### [TASK DETAILS]
Copy each entry as written.

### [Interface dataset entries]
'''

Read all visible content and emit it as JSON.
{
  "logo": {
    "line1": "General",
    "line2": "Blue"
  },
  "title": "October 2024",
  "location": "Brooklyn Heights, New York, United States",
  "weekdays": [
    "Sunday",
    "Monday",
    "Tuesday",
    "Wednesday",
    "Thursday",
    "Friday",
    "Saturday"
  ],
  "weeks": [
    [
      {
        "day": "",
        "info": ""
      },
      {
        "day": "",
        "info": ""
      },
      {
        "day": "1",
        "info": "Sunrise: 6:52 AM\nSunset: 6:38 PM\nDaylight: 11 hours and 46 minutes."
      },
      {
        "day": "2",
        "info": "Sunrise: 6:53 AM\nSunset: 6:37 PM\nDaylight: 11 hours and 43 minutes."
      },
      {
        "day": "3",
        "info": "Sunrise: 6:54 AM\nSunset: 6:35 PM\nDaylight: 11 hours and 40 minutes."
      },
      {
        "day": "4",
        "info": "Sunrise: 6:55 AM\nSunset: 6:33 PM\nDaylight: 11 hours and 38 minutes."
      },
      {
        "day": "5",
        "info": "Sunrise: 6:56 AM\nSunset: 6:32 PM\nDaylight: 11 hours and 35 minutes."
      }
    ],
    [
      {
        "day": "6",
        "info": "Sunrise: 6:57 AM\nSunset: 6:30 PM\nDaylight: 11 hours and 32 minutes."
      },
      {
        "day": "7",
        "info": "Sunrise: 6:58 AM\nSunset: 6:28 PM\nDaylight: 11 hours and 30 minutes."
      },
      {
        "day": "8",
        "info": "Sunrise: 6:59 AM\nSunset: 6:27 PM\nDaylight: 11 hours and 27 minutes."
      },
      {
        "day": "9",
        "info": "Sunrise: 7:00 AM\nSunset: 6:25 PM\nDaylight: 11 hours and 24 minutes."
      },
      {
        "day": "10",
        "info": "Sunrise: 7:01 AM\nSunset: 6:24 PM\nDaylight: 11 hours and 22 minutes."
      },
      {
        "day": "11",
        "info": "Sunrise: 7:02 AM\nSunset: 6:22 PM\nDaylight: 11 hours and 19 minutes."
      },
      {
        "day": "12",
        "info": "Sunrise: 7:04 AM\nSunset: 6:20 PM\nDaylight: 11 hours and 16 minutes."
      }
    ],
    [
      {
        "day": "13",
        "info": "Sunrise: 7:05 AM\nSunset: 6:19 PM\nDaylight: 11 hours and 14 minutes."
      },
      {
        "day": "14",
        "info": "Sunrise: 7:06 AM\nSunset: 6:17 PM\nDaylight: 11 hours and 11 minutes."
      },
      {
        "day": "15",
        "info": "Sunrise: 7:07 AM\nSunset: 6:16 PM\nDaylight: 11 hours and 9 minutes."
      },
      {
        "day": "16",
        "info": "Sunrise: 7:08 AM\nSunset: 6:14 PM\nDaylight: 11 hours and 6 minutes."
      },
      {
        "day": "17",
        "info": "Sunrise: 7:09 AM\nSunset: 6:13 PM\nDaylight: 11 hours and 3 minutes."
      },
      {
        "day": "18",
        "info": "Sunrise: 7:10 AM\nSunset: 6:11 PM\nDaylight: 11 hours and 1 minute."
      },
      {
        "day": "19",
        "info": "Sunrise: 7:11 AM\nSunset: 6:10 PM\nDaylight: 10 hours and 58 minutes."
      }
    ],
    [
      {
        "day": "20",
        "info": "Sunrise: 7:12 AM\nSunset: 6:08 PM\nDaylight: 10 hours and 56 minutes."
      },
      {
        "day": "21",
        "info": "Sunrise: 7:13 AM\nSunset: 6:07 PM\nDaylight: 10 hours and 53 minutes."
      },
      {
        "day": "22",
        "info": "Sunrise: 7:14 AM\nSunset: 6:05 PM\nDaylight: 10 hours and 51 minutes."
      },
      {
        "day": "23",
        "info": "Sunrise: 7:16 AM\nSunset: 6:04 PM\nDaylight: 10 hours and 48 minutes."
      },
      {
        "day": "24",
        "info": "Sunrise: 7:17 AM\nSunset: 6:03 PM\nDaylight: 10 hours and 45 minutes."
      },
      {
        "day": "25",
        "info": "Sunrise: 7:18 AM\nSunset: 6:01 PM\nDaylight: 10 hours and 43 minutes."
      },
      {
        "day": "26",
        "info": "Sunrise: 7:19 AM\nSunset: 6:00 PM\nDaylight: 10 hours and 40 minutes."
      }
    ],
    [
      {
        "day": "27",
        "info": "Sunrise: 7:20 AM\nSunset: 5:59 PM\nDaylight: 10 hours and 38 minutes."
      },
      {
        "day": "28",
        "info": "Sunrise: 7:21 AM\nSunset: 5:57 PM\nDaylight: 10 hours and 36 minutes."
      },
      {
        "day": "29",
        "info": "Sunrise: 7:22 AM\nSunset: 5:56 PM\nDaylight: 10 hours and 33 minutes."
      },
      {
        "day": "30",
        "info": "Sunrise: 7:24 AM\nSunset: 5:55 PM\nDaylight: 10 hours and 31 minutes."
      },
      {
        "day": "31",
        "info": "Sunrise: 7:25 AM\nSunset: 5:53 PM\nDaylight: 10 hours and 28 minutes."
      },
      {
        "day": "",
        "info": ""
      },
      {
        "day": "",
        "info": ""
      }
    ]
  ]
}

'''

### [ANSWER BOX]
Read all visible content and emit it as JSON.
{
  "logo": {
    "line1": "General",
    "line2": "Blue"
  },
  "title": "October 2024",
  "location": "Brooklyn Heights, New York, United States",
  "weekdays": [
    "Sunday",
    "Monday",
    "Tuesday",
    "Wednesday",
    "Thursday",
    "Friday",
    "Saturday"
  ],
  "weeks": [
    [
      {
        "day": "",
        "info": ""
      },
      {
        "day": "",
        "info": ""
      },
      {
        "day": "1",
        "info": "Sunrise: 6:52 AM\nSunset: 6:38 PM\nDaylight: 11 hours and 46 minutes."
      },
      {
        "day": "2",
        "info": "Sunrise: 6:53 AM\nSunset: 6:37 PM\nDaylight: 11 hours and 43 minutes."
      },
      {
        "day": "3",
        "info": "Sunrise: 6:54 AM\nSunset: 6:35 PM\nDaylight: 11 hours and 40 minutes."
      },
      {
        "day": "4",
        "info": "Sunrise: 6:55 AM\nSunset: 6:33 PM\nDaylight: 11 hours and 38 minutes."
      },
      {
        "day": "5",
        "info": "Sunrise: 6:56 AM\nSunset: 6:32 PM\nDaylight: 11 hours and 35 minutes."
      }
    ],
    [
      {
        "day": "6",
        "info": "Sunrise: 6:57 AM\nSunset: 6:30 PM\nDaylight: 11 hours and 32 minutes."
      },
      {
        "day": "7",
        "info": "Sunrise: 6:58 AM\nSunset: 6:28 PM\nDaylight: 11 hours and 30 minutes."
      },
      {
        "day": "8",
        "info": "Sunrise: 6:59 AM\nSunset: 6:27 PM\nDaylight: 11 hours and 27 minutes."
      },
      {
        "day": "9",
        "info": "Sunrise: 7:00 AM\nSunset: 6:25 PM\nDaylight: 11 hours and 24 minutes."
      },
      {
        "day": "10",
        "info": "Sunrise: 7:01 AM\nSunset: 6:24 PM\nDaylight: 11 hours and 22 minutes."
      },
      {
        "day": "11",
        "info": "Sunrise: 7:02 AM\nSunset: 6:22 PM\nDaylight: 11 hours and 19 minutes."
      },
      {
        "day": "12",
        "info": "Sunrise: 7:04 AM\nSunset: 6:20 PM\nDaylight: 11 hours and 16 minutes."
      }
    ],
    [
      {
        "day": "13",
        "info": "Sunrise: 7:05 AM\nSunset: 6:19 PM\nDaylight: 11 hours and 14 minutes."
      },
      {
        "day": "14",
        "info": "Sunrise: 7:06 AM\nSunset: 6:17 PM\nDaylight: 11 hours and 11 minutes."
      },
      {
        "day": "15",
        "info": "Sunrise: 7:07 AM\nSunset: 6:16 PM\nDaylight: 11 hours and 9 minutes."
      },
      {
        "day": "16",
        "info": "Sunrise: 7:08 AM\nSunset: 6:14 PM\nDaylight: 11 hours and 6 minutes."
      },
      {
        "day": "17",
        "info": "Sunrise: 7:09 AM\nSunset: 6:13 PM\nDaylight: 11 hours and 3 minutes."
      },
      {
        "day": "18",
        "info": "Sunrise: 7:10 AM\nSunset: 6:11 PM\nDaylight: 11 hours and 1 minute."
      },
      {
        "day": "19",
        "info": "Sunrise: 7:11 AM\nSunset: 6:10 PM\nDaylight: 10 hours and 58 minutes."
      }
    ],
    [
      {
        "day": "20",
        "info": "Sunrise: 7:12 AM\nSunset: 6:08 PM\nDaylight: 10 hours and 56 minutes."
      },
      {
        "day": "21",
        "info": "Sunrise: 7:13 AM\nSunset: 6:07 PM\nDaylight: 10 hours and 53 minutes."
      },
      {
        "day": "22",
        "info": "Sunrise: 7:14 AM\nSunset: 6:05 PM\nDaylight: 10 hours and 51 minutes."
      },
      {
        "day": "23",
        "info": "Sunrise: 7:16 AM\nSunset: 6:04 PM\nDaylight: 10 hours and 48 minutes."
      },
      {
        "day": "24",
        "info": "Sunrise: 7:17 AM\nSunset: 6:03 PM\nDaylight: 10 hours and 45 minutes."
      },
      {
        "day": "25",
        "info": "Sunrise: 7:18 AM\nSunset: 6:01 PM\nDaylight: 10 hours and 43 minutes."
      },
      {
        "day": "26",
        "info": "Sunrise: 7:19 AM\nSunset: 6:00 PM\nDaylight: 10 hours and 40 minutes."
      }
    ],
    [
      {
        "day": "27",
        "info": "Sunrise: 7:20 AM\nSunset: 5:59 PM\nDaylight: 10 hours and 38 minutes."
      },
      {
        "day": "28",
        "info": "Sunrise: 7:21 AM\nSunset: 5:57 PM\nDaylight: 10 hours and 36 minutes."
      },
      {
        "day": "29",
        "info": "Sunrise: 7:22 AM\nSunset: 5:56 PM\nDaylight: 10 hours and 33 minutes."
      },
      {
        "day": "30",
        "info": "Sunrise: 7:24 AM\nSunset: 5:55 PM\nDaylight: 10 hours and 31 minutes."
      },
      {
        "day": "31",
        "info": "Sunrise: 7:25 AM\nSunset: 5:53 PM\nDaylight: 10 hours and 28 minutes."
      },
      {
        "day": "",
        "info": ""
      },
      {
        "day": "",
        "info": ""
      }
    ]
  ]
}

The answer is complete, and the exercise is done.